Malawi is composed of three regions (the Northern, Central and Southern regions), which are divided into 28 districts, and further into approximately 250 traditional authorities and 110 administrative wards. Local government is administered by central government-appointed regional administrators and district commissioners. For the first time in the multi-party era, local elections took place on November 21, 2000, with the UDF party winning 70% of the available seats. There was scheduled to be a second round of constitutionally-mandated local elections in May 2005, but these were canceled by the government.
In February 2005, President Mutharika split with the United Democratic Front and began his own party, the Democratic Progressive Party, which has attracted reform-minded officials from other parties and is winning elections across the country as of 2006. As of 2008, President Mutharika has implemented reforms to address the country's major corruption problem, with at least five senior UDF party members facing criminal charges. In 2008, Malawi was ranked 11th of all countries in sub-Saharan Africa in the 2008 Ibrahim Index of African Governance, an index that measures several variables to provide a comprehensive view of the governance of African countries.

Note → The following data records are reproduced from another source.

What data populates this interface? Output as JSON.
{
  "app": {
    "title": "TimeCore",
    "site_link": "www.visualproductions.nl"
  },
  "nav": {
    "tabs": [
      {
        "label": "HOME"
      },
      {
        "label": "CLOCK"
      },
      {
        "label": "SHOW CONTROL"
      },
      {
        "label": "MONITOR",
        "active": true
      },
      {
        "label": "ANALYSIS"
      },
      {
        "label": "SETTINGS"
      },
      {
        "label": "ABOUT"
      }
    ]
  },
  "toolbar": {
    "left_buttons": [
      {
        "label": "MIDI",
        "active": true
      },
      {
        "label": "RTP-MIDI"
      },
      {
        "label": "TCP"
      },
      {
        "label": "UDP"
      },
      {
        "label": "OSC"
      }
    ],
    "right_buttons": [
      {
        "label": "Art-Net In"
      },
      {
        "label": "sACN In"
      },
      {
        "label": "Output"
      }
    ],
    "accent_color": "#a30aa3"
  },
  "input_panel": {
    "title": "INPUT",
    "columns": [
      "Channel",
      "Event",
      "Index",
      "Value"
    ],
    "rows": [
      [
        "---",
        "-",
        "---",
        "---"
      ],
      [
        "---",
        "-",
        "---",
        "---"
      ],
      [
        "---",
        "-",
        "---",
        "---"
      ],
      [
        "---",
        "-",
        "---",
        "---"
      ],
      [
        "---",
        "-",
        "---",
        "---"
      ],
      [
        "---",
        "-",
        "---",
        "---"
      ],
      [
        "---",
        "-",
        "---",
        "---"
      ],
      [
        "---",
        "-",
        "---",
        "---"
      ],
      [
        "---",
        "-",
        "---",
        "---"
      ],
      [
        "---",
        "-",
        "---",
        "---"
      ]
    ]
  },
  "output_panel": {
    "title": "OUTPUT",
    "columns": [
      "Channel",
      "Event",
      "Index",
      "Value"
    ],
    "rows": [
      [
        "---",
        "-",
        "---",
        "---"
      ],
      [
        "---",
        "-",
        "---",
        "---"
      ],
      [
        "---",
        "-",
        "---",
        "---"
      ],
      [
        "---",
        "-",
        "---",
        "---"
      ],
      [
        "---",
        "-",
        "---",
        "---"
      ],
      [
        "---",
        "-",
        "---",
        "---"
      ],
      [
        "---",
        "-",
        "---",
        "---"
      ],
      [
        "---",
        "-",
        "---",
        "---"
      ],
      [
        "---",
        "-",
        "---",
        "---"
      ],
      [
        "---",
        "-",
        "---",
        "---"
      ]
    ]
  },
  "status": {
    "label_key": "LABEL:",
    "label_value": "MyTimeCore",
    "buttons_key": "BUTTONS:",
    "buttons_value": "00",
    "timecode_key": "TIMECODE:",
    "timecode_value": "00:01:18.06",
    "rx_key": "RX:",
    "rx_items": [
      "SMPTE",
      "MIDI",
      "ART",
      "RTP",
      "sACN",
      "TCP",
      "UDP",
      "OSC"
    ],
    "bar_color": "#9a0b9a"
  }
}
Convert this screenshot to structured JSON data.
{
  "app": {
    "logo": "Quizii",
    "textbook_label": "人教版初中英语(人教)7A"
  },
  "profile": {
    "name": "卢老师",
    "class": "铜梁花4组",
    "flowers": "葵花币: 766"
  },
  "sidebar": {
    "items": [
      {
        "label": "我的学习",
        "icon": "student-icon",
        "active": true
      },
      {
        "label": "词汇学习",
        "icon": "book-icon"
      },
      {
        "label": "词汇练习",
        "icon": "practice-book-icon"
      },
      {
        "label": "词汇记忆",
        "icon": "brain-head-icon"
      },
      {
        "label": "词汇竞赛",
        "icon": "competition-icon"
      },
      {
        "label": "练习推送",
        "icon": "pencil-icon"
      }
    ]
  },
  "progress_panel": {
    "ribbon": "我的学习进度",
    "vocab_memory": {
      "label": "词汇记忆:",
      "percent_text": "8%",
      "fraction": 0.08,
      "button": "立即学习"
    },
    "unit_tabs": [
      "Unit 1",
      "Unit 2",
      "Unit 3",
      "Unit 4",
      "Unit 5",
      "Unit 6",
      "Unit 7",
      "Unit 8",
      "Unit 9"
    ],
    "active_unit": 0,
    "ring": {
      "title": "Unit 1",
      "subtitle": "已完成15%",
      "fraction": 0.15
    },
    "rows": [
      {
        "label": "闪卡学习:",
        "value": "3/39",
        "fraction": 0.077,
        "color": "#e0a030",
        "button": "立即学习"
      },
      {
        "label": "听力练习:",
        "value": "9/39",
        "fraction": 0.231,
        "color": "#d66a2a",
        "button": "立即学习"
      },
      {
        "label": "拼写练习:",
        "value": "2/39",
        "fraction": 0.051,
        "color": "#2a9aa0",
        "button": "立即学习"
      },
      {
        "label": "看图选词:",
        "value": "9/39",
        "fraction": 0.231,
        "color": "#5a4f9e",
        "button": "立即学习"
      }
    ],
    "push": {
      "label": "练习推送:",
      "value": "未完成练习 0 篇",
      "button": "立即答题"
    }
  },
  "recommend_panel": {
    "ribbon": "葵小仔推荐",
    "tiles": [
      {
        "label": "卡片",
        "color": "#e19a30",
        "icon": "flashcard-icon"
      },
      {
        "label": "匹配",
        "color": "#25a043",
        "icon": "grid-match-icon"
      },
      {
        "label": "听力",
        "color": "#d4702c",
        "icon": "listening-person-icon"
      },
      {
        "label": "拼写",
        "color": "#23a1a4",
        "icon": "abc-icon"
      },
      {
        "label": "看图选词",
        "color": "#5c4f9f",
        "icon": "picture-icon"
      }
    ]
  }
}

The military of Malawi consists of an army, a navy and an air wing, all considered to form different sections of the Malawian Army. Between the three forces there are approximately 5,500 military personnel, 1,500 paramilitary police and 80 aircraft, none of which are combat aircraft. The navy division is based out of Monkey Bay on Lake Malawi.